Based on what we've seen so far," said Queens Education Department spokesman David Cantor, "this shouldn't have happened." He seemed to be leaving open the possibility that, when all the facts were in, he might take the position that leading a 12-year-old girl away in handcuffs for doodling on her desk at school had in fact been the right thing to do.
On February 1, junior-high student Alexa Gonzalez wrote two sentences on her desk in erasable green marker, adding a smiley face, presumably to indicate a lotal lack of remorse for her heinous crime. Her teacher called the principal, the principal called the police, and the girl was taken away in handcuffs, spending the next few hours at the precinct. "I thought maybe I would have to clean [the desk]," said the distraught criminal, who clearly was not prepared for the swift justice meted out to her.
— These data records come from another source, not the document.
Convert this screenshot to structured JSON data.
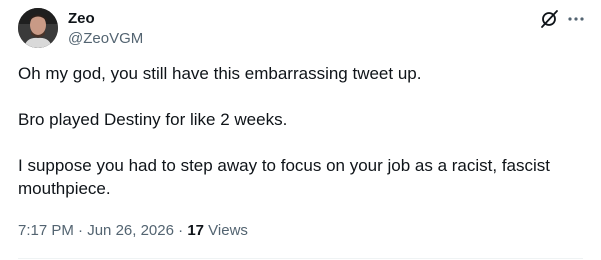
{
  "author": {
    "name": "Zeo",
    "handle": "@ZeoVGM"
  },
  "icons": {
    "header_action": "grok-icon",
    "menu": "more-icon"
  },
  "tweet": {
    "paragraphs": [
      "Oh my god, you still have this embarrassing tweet up.",
      "Bro played Destiny for like 2 weeks.",
      "I suppose you had to step away to focus on your job as a racist, fascist mouthpiece."
    ],
    "time": "7:17 PM",
    "separator": "·",
    "date": "Jun 26, 2026",
    "views_count": "17",
    "views_label": "Views"
  },
  "colors": {
    "text_primary": "#0f1419",
    "text_secondary": "#536471",
    "divider": "#eff3f4"
  }
}
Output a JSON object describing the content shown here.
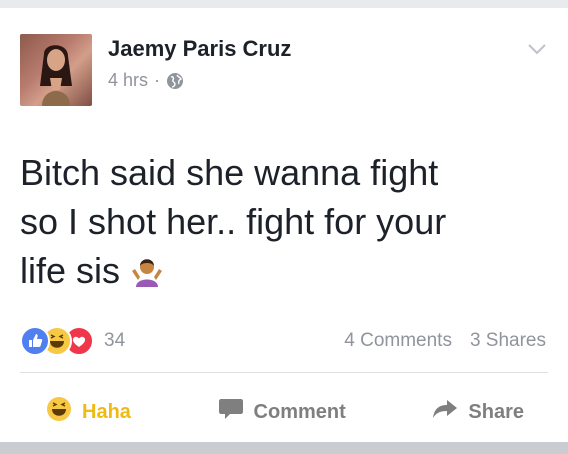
{
  "post": {
    "author": "Jaemy Paris Cruz",
    "time": "4 hrs",
    "separator": "·",
    "text_lines": [
      "Bitch said she wanna fight",
      "so I shot her.. fight for your",
      "life sis"
    ],
    "reaction_count": "34",
    "comments": "4 Comments",
    "shares": "3 Shares"
  },
  "actions": {
    "haha": "Haha",
    "comment": "Comment",
    "share": "Share"
  },
  "icons": {
    "reactions": [
      "like-icon",
      "haha-icon",
      "love-icon"
    ],
    "globe": "globe-icon",
    "chevron": "chevron-down-icon",
    "emoji": "person-shrugging-emoji"
  },
  "colors": {
    "like": "#4f7ff0",
    "haha": "#f7c844",
    "love": "#f0364a",
    "text": "#1d2129",
    "muted": "#90949c"
  }
}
According to the New York Daily News, this practice is sufficiently common that the New York Civil Liberties Union has filed a lawsuit against the city for allegedly using "excessive force" against middle- and high-school students. A sixth-grader was arrested last year for doodling at another school, and a five-year-old was handcuffed and taken away in 2008 after "throwing a fit" in kindergarten.
City education officials have since admitted that it was probably a mistake to have the girl arrested. A police spokesman did not quite go that far, though he did agree that "[e]ven when we're asked to make an arrest, common sense should prevail, and discretion used in deciding whether an arrest or handcuffs are really necessary" in misdemeanor doodling cases.
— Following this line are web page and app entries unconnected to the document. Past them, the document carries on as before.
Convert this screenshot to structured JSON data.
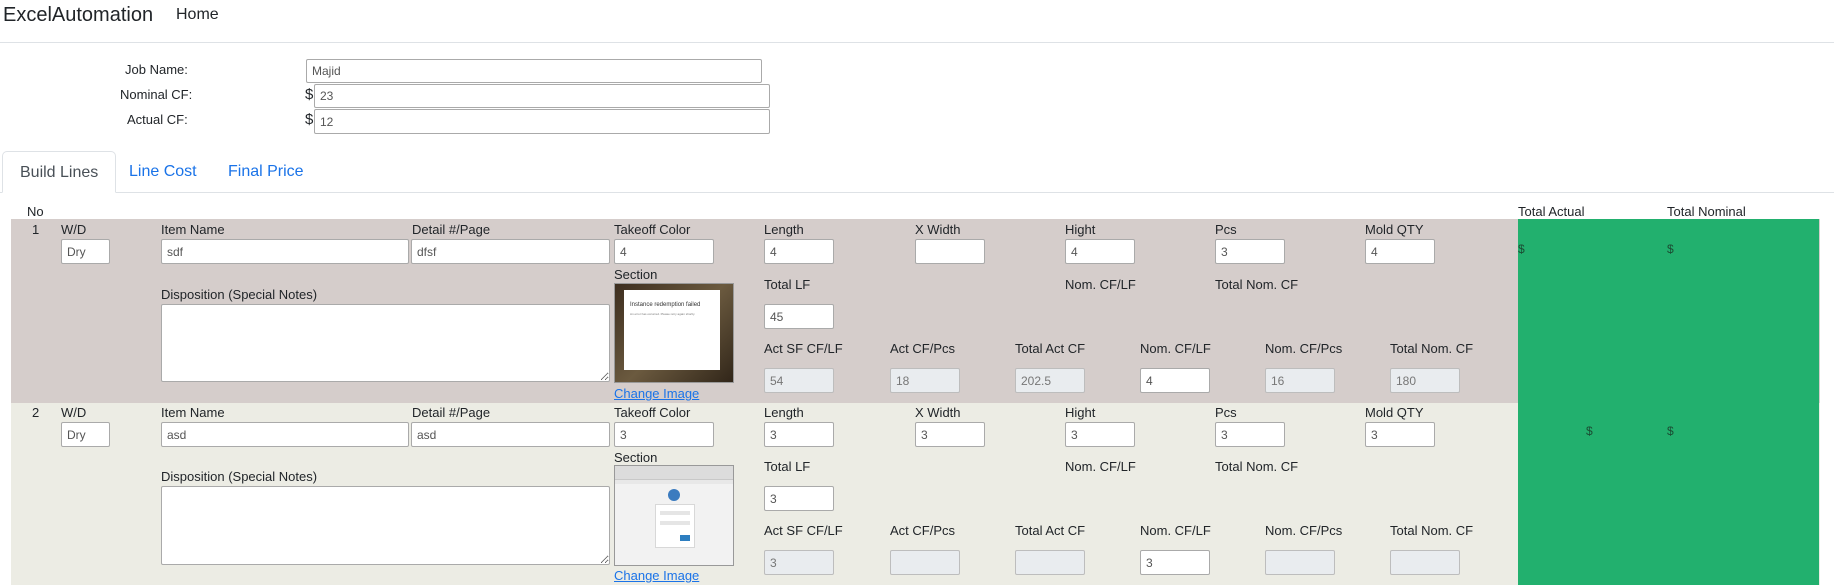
{
  "navbar": {
    "brand": "ExcelAutomation",
    "home": "Home"
  },
  "header_form": {
    "job_name_label": "Job Name:",
    "job_name_value": "Majid",
    "nominal_cf_label": "Nominal CF:",
    "nominal_cf_value": "23",
    "actual_cf_label": "Actual CF:",
    "actual_cf_value": "12",
    "currency": "$"
  },
  "tabs": {
    "build_lines": "Build Lines",
    "line_cost": "Line Cost",
    "final_price": "Final Price"
  },
  "table_headers": {
    "no": "No",
    "total_actual": "Total Actual",
    "total_nominal": "Total Nominal"
  },
  "labels": {
    "wd": "W/D",
    "item_name": "Item Name",
    "detail_page": "Detail #/Page",
    "takeoff_color": "Takeoff Color",
    "length": "Length",
    "x_width": "X Width",
    "hight": "Hight",
    "pcs": "Pcs",
    "mold_qty": "Mold QTY",
    "disposition": "Disposition (Special Notes)",
    "section": "Section",
    "total_lf": "Total LF",
    "nom_cf_lf": "Nom. CF/LF",
    "total_nom_cf": "Total Nom. CF",
    "act_sf_cf_lf": "Act SF CF/LF",
    "act_cf_pcs": "Act CF/Pcs",
    "total_act_cf": "Total Act CF",
    "nom_cf_pcs": "Nom. CF/Pcs",
    "change_image": "Change Image"
  },
  "rows": [
    {
      "no": "1",
      "wd": "Dry",
      "item_name": "sdf",
      "detail_page": "dfsf",
      "takeoff_color": "4",
      "length": "4",
      "x_width": "",
      "hight": "4",
      "pcs": "3",
      "mold_qty": "4",
      "disposition": "",
      "total_lf": "45",
      "act_sf_cf_lf": "54",
      "act_cf_pcs": "18",
      "total_act_cf": "202.5",
      "nom_cf_lf": "4",
      "nom_cf_pcs": "16",
      "total_nom_cf": "180",
      "total_actual": "$",
      "total_nominal": "$",
      "thumb_title": "Instance redemption failed",
      "thumb_text": "An error has occurred. Please retry again shortly."
    },
    {
      "no": "2",
      "wd": "Dry",
      "item_name": "asd",
      "detail_page": "asd",
      "takeoff_color": "3",
      "length": "3",
      "x_width": "3",
      "hight": "3",
      "pcs": "3",
      "mold_qty": "3",
      "disposition": "",
      "total_lf": "3",
      "act_sf_cf_lf": "3",
      "act_cf_pcs": "",
      "total_act_cf": "",
      "nom_cf_lf": "3",
      "nom_cf_pcs": "",
      "total_nom_cf": "",
      "total_actual": "$",
      "total_nominal": "$"
    }
  ]
}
In a poll on the NY Daily News site, only eight percent of voters agreed that arrest was the appropriate punishment for a student caught doodling. For some reason, the death penalty was not listed as an option.
Link: ABA Journal